How can a team know what their opponents' signs actually mean?
Doesn't each team have their own signs?
Don't they change their meanings now and then like a password?
The Boston Globe quotes Red Sox second baseman Dustin Pedroia:
Our adjustment to that stuff is: go out to the mound and change the signs.
OK, I guess one could identify the current signs at the start of a game by watching the signs and the pitches that follow. Yahoo describes this process:
if someone on a team’s video staff cracks an opponent’s signals, they are run from the video room to an intermediary in the dugout and forwarded to players on the field
But that process would take longer than the actual at bat itself and the information would never reach the batter in time. The only benefactor would be the runner at second base who will know when to steal a base. But he should be able to see the catcher's signs directly and wouldn't need a relay chain.
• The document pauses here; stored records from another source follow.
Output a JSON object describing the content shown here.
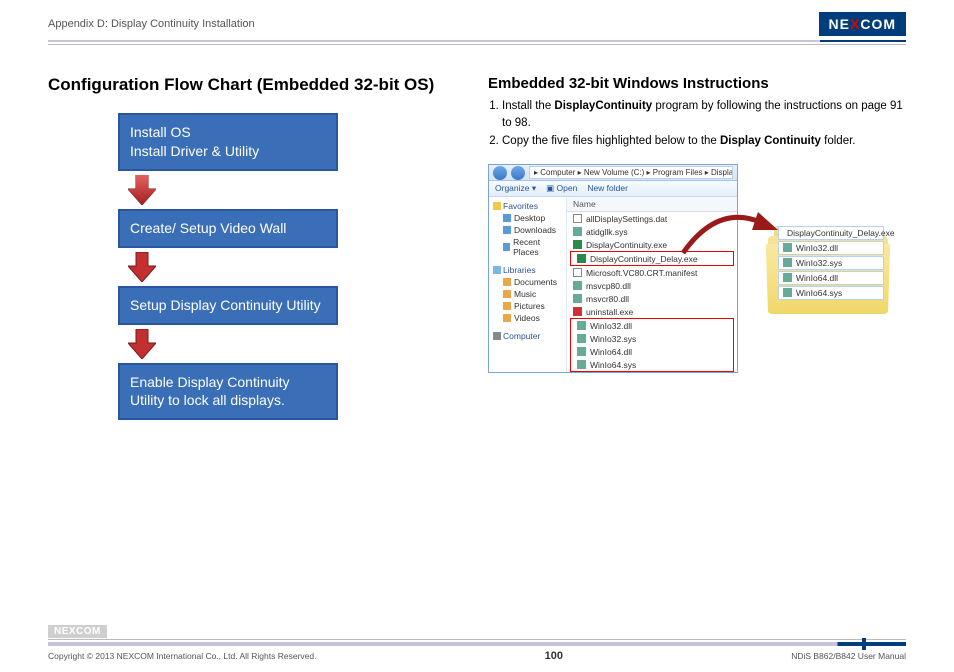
{
  "header": {
    "section": "Appendix D: Display Continuity Installation",
    "logo": "NEXCOM"
  },
  "main_title": "Configuration Flow Chart (Embedded 32-bit OS)",
  "flow": {
    "step1": "Install OS\nInstall Driver & Utility",
    "step2": "Create/ Setup Video Wall",
    "step3": "Setup Display Continuity Utility",
    "step4": "Enable Display Continuity Utility to lock all displays."
  },
  "right": {
    "heading": "Embedded 32-bit Windows Instructions",
    "li1_pre": "Install the ",
    "li1_bold": "DisplayContinuity",
    "li1_post": " program by following the instructions on page 91 to 98.",
    "li2_pre": "Copy the five files highlighted below to the ",
    "li2_bold": "Display Continuity",
    "li2_post": " folder."
  },
  "explorer": {
    "breadcrumb": "▸ Computer ▸ New Volume (C:) ▸ Program Files ▸ Displa",
    "toolbar": {
      "organize": "Organize ▾",
      "open": "▣ Open",
      "newfolder": "New folder"
    },
    "sidebar": {
      "favorites": "Favorites",
      "desktop": "Desktop",
      "downloads": "Downloads",
      "recent": "Recent Places",
      "libraries": "Libraries",
      "documents": "Documents",
      "music": "Music",
      "pictures": "Pictures",
      "videos": "Videos",
      "computer": "Computer"
    },
    "name_col": "Name",
    "files": {
      "f1": "allDisplaySettings.dat",
      "f2": "atidgllk.sys",
      "f3": "DisplayContinuity.exe",
      "f4": "DisplayContinuity_Delay.exe",
      "f5": "Microsoft.VC80.CRT.manifest",
      "f6": "msvcp80.dll",
      "f7": "msvcr80.dll",
      "f8": "uninstall.exe",
      "f9": "WinIo32.dll",
      "f10": "WinIo32.sys",
      "f11": "WinIo64.dll",
      "f12": "WinIo64.sys"
    }
  },
  "folder_files": {
    "t1": "DisplayContinuity_Delay.exe",
    "t2": "WinIo32.dll",
    "t3": "WinIo32.sys",
    "t4": "WinIo64.dll",
    "t5": "WinIo64.sys"
  },
  "footer": {
    "copyright": "Copyright © 2013 NEXCOM International Co., Ltd. All Rights Reserved.",
    "page": "100",
    "manual": "NDiS B862/B842 User Manual",
    "logo": "NEXCOM"
  }
}
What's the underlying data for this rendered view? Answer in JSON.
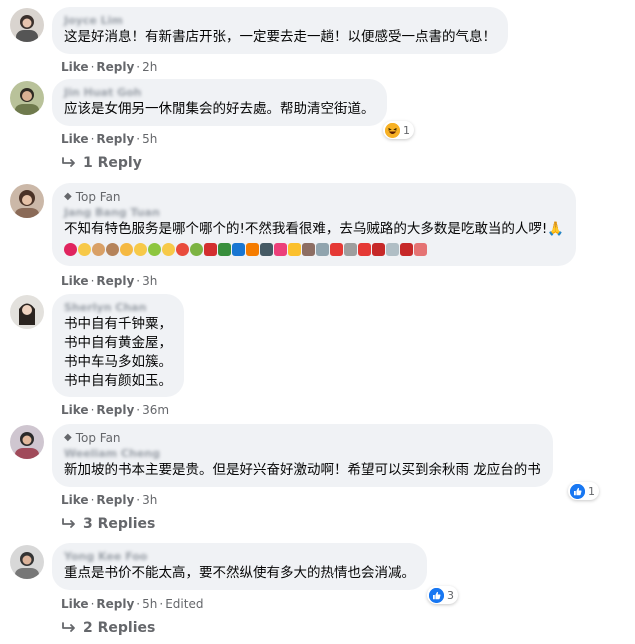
{
  "comments": [
    {
      "author": "Joyce Lim",
      "badge": "",
      "lines": [
        "这是好消息！有新書店开张，一定要去走一趟！以便感受一点書的气息！"
      ],
      "actions": {
        "like": "Like",
        "reply": "Reply",
        "time": "2h",
        "edited": ""
      },
      "reactions": null,
      "replies_label": ""
    },
    {
      "author": "Jin Huat Goh",
      "badge": "",
      "lines": [
        "应该是女佣另一休閒集会的好去處。帮助清空街道。"
      ],
      "actions": {
        "like": "Like",
        "reply": "Reply",
        "time": "5h",
        "edited": ""
      },
      "reactions": {
        "type": "haha",
        "count": "1"
      },
      "replies_label": "1 Reply"
    },
    {
      "author": "Jang Bang Tuan",
      "badge": "Top Fan",
      "lines": [
        "不知有特色服务是哪个哪个的!不然我看很难，去乌贼路的大多数是吃敢当的人啰!🙏"
      ],
      "actions": {
        "like": "Like",
        "reply": "Reply",
        "time": "3h",
        "edited": ""
      },
      "reactions": null,
      "replies_label": ""
    },
    {
      "author": "Sherlyn Chan",
      "badge": "",
      "lines": [
        "书中自有千钟粟，",
        "书中自有黄金屋，",
        "书中车马多如簇。",
        "书中自有颜如玉。"
      ],
      "actions": {
        "like": "Like",
        "reply": "Reply",
        "time": "36m",
        "edited": ""
      },
      "reactions": null,
      "replies_label": ""
    },
    {
      "author": "Weeliam Cheng",
      "badge": "Top Fan",
      "lines": [
        "新加坡的书本主要是贵。但是好兴奋好激动啊！希望可以买到余秋雨 龙应台的书"
      ],
      "actions": {
        "like": "Like",
        "reply": "Reply",
        "time": "3h",
        "edited": ""
      },
      "reactions": {
        "type": "like",
        "count": "1"
      },
      "replies_label": "3 Replies"
    },
    {
      "author": "Yong Kee Foo",
      "badge": "",
      "lines": [
        "重点是书价不能太高，要不然纵使有多大的热情也会消减。"
      ],
      "actions": {
        "like": "Like",
        "reply": "Reply",
        "time": "5h",
        "edited": "Edited"
      },
      "reactions": {
        "type": "like",
        "count": "3"
      },
      "replies_label": "2 Replies"
    }
  ],
  "emoji_row": [
    "heart",
    "smile",
    "person",
    "monkey",
    "cat",
    "thumb",
    "sick",
    "worried",
    "clown",
    "money",
    "book-red",
    "book-green",
    "book-blue",
    "book-orange",
    "notebook",
    "book-pink",
    "book-yellow",
    "books",
    "book-open",
    "lantern",
    "church",
    "target",
    "gift",
    "tombstone",
    "flag",
    "cross"
  ],
  "icons": {
    "reply_arrow": "reply-arrow-icon",
    "gem": "diamond-icon"
  },
  "colors": {
    "bubble": "#f0f2f5",
    "meta": "#65676b",
    "like_blue": "#1877f2",
    "haha_yellow": "#f7b125"
  }
}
Of course, that runner could alert the batter directly on what pitch to expect once the signs have been cracked. The Boston Globe describes this:
Often times it happens when a runner at second base peers in to see the catcher’s sign and then subtly flashes a signal — maybe a hand movement, or the positioning of his feet — to the batter to let him know whether the next pitch will be a fastball, curveball or something else.
But how often is there a runner at second base during a game? It's not that big of an advantage in my opinion. And I'm pretty sure all teams have been doing this for 150 years or so.
Disclaimer: I have never played baseball myself, unfortunately. I'm just an interested spectator so please bear with me.